Segment Start: Data to use

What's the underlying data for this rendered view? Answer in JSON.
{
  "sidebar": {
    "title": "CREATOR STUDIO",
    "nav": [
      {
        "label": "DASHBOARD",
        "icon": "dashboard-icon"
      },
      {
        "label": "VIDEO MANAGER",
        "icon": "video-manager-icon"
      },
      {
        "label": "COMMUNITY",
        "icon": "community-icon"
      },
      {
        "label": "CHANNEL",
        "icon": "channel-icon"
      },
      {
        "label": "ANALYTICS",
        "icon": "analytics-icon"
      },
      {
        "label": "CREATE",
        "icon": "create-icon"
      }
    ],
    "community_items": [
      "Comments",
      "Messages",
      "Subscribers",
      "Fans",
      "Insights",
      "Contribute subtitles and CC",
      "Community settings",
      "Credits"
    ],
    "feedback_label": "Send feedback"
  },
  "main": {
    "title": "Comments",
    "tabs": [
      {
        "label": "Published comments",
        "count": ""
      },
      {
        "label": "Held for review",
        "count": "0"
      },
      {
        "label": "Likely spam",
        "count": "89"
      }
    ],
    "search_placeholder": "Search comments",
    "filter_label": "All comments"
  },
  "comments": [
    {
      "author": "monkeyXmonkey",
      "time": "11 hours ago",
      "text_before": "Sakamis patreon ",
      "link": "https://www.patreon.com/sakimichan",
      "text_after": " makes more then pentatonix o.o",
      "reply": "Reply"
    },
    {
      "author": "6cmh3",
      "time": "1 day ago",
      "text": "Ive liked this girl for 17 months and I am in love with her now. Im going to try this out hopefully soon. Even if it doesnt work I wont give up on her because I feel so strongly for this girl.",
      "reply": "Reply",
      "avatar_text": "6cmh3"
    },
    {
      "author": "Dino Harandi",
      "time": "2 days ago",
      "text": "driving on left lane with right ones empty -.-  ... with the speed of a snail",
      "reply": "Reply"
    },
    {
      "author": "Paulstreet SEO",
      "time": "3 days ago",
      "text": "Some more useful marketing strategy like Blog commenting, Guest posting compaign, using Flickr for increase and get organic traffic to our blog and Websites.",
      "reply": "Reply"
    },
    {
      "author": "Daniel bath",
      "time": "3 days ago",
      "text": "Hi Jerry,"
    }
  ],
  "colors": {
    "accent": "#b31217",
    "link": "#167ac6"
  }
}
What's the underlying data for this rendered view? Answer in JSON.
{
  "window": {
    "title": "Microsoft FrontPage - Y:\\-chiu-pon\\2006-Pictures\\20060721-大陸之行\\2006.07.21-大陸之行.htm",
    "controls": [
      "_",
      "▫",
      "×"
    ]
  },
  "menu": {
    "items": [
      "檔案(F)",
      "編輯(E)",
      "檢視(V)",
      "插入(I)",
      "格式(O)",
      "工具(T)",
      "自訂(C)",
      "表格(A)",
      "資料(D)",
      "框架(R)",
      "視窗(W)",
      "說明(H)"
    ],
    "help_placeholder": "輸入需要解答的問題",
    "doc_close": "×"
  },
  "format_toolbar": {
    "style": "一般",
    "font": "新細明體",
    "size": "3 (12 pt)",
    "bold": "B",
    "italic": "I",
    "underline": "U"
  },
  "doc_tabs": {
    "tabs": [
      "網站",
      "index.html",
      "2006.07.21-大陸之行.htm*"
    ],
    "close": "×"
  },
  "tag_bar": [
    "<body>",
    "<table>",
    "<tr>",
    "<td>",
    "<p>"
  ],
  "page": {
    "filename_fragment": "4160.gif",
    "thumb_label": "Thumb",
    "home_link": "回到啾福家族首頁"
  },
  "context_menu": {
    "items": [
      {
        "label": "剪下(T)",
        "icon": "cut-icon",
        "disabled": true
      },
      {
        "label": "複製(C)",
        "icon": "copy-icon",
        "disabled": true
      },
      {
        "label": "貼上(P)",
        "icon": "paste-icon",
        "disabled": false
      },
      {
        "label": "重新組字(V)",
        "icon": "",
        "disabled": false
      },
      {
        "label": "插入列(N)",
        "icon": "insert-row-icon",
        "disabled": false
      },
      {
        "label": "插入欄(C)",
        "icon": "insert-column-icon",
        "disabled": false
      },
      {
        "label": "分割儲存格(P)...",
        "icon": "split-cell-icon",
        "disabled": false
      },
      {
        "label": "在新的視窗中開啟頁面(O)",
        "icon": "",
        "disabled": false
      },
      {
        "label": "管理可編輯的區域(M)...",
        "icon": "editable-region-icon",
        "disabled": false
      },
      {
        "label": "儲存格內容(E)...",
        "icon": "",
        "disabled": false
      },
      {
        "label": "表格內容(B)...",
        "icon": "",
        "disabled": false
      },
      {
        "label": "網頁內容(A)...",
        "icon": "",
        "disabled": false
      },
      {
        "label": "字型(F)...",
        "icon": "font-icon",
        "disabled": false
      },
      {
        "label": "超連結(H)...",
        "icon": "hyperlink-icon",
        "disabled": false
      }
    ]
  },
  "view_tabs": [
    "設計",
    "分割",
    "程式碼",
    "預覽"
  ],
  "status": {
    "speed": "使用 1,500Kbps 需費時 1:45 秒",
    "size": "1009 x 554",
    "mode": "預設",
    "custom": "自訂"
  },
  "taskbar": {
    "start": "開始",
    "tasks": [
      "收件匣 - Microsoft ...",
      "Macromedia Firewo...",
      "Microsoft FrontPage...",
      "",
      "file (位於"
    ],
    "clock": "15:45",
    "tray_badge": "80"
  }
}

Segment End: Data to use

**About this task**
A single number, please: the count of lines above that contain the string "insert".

**Answer to the exercise**
2